There are over a hundred different types of coffee plants and trees but here are a few examples to give you an idea of the different sizes that coffee trees and plants come in:
It then splits down into the type of coffee that they produce with Arabica recognised as being the better quality compared to the Robusta which is the other most popular type of coffee.
If you are used to drinking instant coffee from a jar you bought in the supermarket then it almost certainly contains Robusta coffee and not Arabica.
There is a huge difference in the taste between freeze-dried instant coffee and freshly ground Arabica coffee beans.
If you want to understand the difference between cheap instant coffee from the Robusta coffee plant and gourmet coffee from the Arabica variety of coffee plant then here are some articles that explain in more detail what the differences are:
How long does it take a coffee plant to produce coffee?
Depending on the variety it can take anything from two to five years for a coffee plant to produce coffee beans for the first time.
Most coffee plants get harvested once a year but sometimes, depending on the variety, the plants can produce berries twice a year.
The complicated thing about harvesting the berries from coffee plants is that they don’t all ripen at the same time and so only the fully ripened berries should be picked otherwise it seriously impacts on taste.
Machines cannot tell the difference between ripe and non-ripe berries so harvesting of the berries is an extremely labour intensive process and is mostly done by hand for the good quality Arabica varieties.

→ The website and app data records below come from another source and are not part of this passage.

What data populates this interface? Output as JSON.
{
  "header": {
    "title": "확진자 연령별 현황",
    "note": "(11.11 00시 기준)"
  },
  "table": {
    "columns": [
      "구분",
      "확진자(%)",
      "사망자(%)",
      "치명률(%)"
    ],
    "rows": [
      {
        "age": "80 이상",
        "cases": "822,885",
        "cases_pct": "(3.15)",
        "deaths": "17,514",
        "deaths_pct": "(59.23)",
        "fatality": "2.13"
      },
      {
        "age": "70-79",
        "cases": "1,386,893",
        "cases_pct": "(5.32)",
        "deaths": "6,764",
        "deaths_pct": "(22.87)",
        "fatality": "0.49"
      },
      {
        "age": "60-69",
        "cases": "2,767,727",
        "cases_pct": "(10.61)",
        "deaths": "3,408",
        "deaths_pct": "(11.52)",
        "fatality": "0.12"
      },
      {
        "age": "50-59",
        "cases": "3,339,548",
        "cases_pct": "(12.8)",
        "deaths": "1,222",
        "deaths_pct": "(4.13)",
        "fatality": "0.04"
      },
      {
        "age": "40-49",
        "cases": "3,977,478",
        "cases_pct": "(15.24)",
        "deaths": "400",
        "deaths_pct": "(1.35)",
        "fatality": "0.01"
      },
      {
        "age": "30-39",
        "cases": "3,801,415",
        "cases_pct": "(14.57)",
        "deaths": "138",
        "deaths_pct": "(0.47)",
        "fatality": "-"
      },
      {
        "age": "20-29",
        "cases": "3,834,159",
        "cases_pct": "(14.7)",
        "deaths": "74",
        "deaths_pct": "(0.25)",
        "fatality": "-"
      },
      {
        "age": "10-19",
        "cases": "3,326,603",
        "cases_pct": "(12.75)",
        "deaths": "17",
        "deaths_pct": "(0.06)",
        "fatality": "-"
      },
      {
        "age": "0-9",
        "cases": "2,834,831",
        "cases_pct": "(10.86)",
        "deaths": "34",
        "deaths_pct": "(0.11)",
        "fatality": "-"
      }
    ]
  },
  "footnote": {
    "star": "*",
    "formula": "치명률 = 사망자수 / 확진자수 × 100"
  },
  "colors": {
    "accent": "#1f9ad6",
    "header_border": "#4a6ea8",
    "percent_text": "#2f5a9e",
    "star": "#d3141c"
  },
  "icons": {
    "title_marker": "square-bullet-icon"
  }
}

The cheap instant coffee you find in supermarkets mostly comes from machine harvested coffee that combines the ripe and non-ripe coffee berries and has to be done that way to get to the low price it sells for.
The coffee berries that grow on coffee plants and trees are actually classified as fruit and are edible.
The seeds inside the coffee berry are what we know as the coffee beans they get dried and roasted before being ground down ready for making its way into your daily cup of coffee.
How much coffee does a coffee plant produce?
Only about 0.5kg of roasted coffee beans are produced from a single harvest of a coffee plant.
Considering that I use about 1kg of coffee beans each month on average that’s a lot less than I thought because it means that I use all the coffee from 24 coffee plants each year, and that’s just me!
The reason for such a low yield is that to get to 0.5kg of roasted coffee beans you need to start with about 2kg of coffee cherries and they are not very heavy.
Can you grow a coffee plant at home?
A coffee plant that you would find on a coffee plantation is completely different to a coffee plant that you would grow in your own home but for a bit of fun you can buy a coffee plant very cheaply and attempt to grow and cultivate it yourself.
It’s certainly not impossible for it to yield some coffee cherries that you could extract the coffee beans from and roast them yourself but the climate will make it a big challenge and you will have to be extremely patient.
A young coffee plant will need repotting a number of times and will take 3-5 years before it starts to flower and produce coffee cherries!
If you like a challenge then take a look at our full review of a great coffee plant that you can try and grow through to bearing coffee that you can roast and drink.
What do you think? Does coffee grow on a plant or is it a tree?